In the eternal search for next generation high-efficiency solar cells and LEDs, scientists at Los Alamos National Laboratory and their partners are creating...
Silicon nanosheets are thin, two-dimensional layers with exceptional optoelectronic properties very similar to those of graphene. Albeit, the nanosheets are less stable. Now researchers at the Technical University of Munich (TUM) have, for the first time ever, produced a composite material combining silicon nanosheets and a polymer that is both UV-resistant and easy to process. This brings the scientists a significant step closer to industrial applications like flexible displays and photosensors.
Silicon nanosheets are thin, two-dimensional layers with exceptional optoelectronic properties very similar to those of graphene. Albeit, the nanosheets are...
Enzymes behave differently in a test tube compared with the molecular scrum of a living cell. Chemists from the University of Basel have now been able to simulate these confined natural conditions in artificial vesicles for the first time. As reported in the academic journal Small, the results are offering better insight into the development of nanoreactors and artificial organelles.
Enzymes behave differently in a test tube compared with the molecular scrum of a living cell. Chemists from the University of Basel have now been able to...
20.03.2017 | Event News
14.03.2017 | Event News

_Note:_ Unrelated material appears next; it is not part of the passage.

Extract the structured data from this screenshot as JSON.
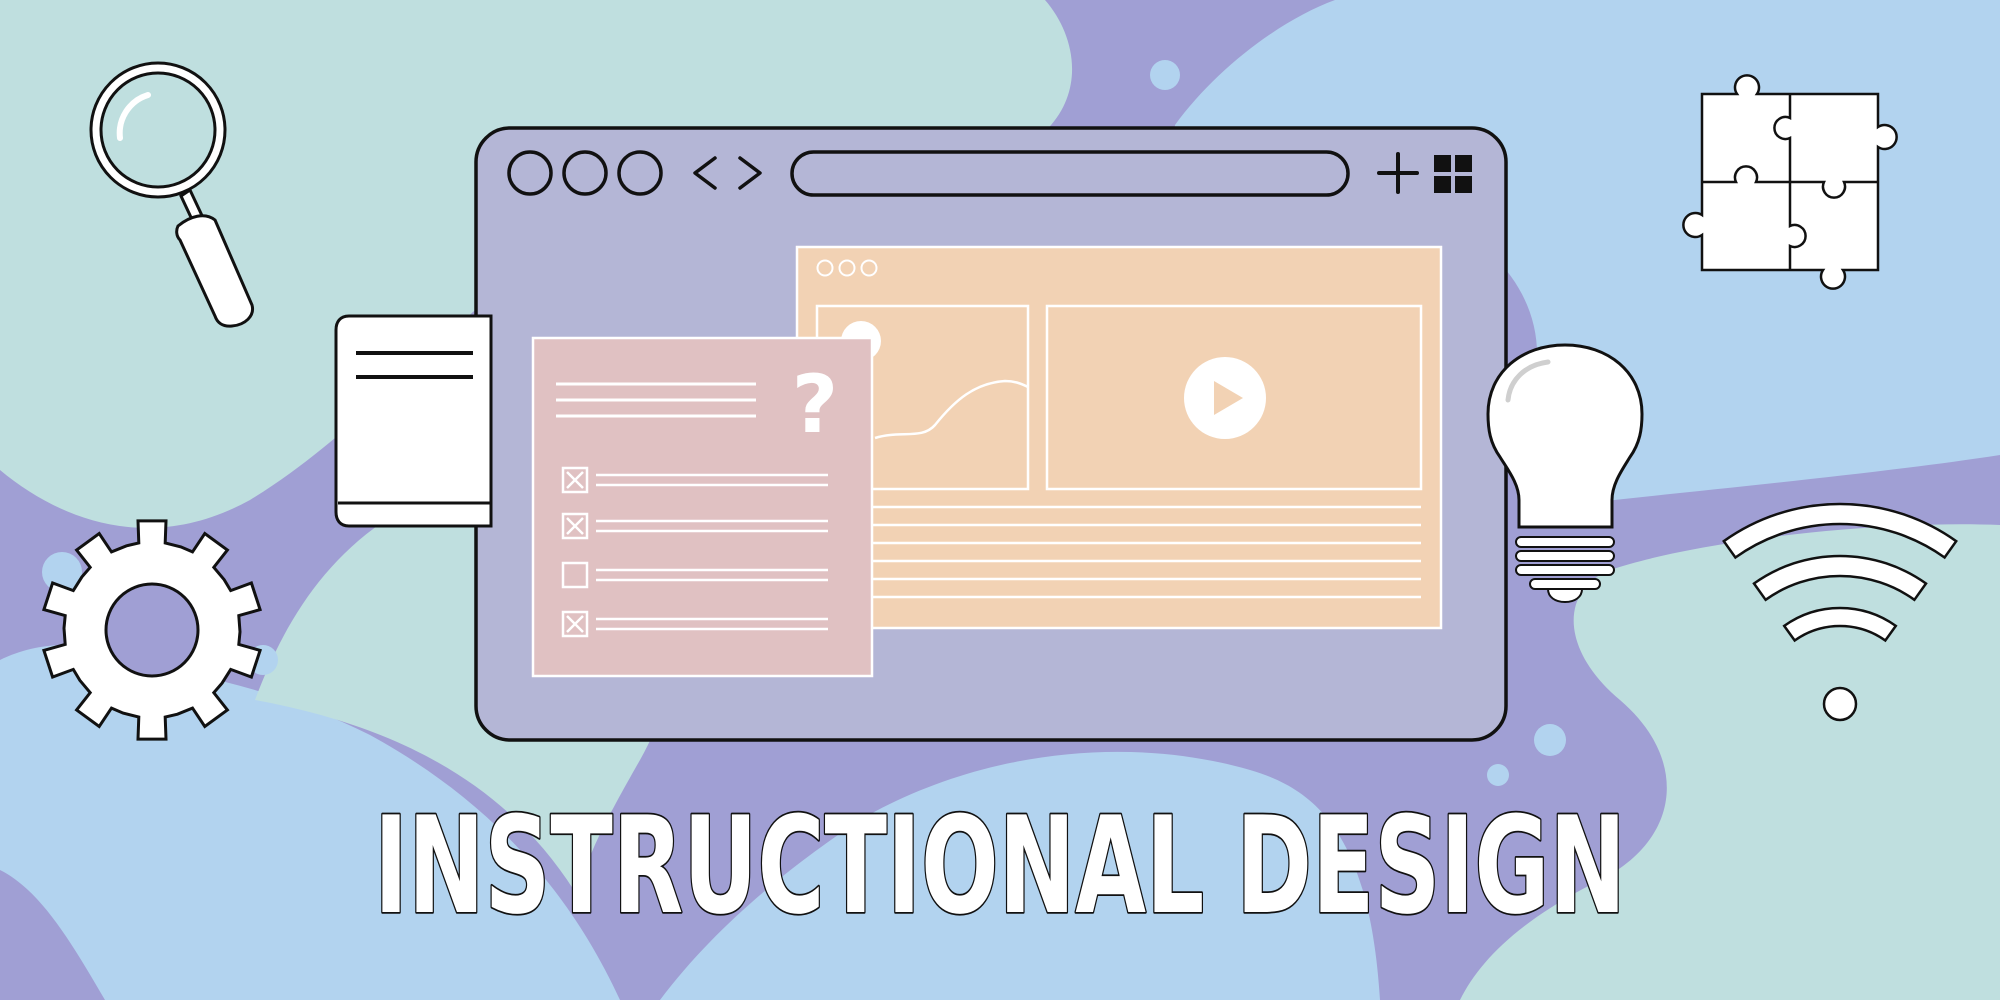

07.03.2017 | Event News
24.03.2017 | Materials Sciences
24.03.2017 | Physics and Astronomy
24.03.2017 | Physics and Astronomy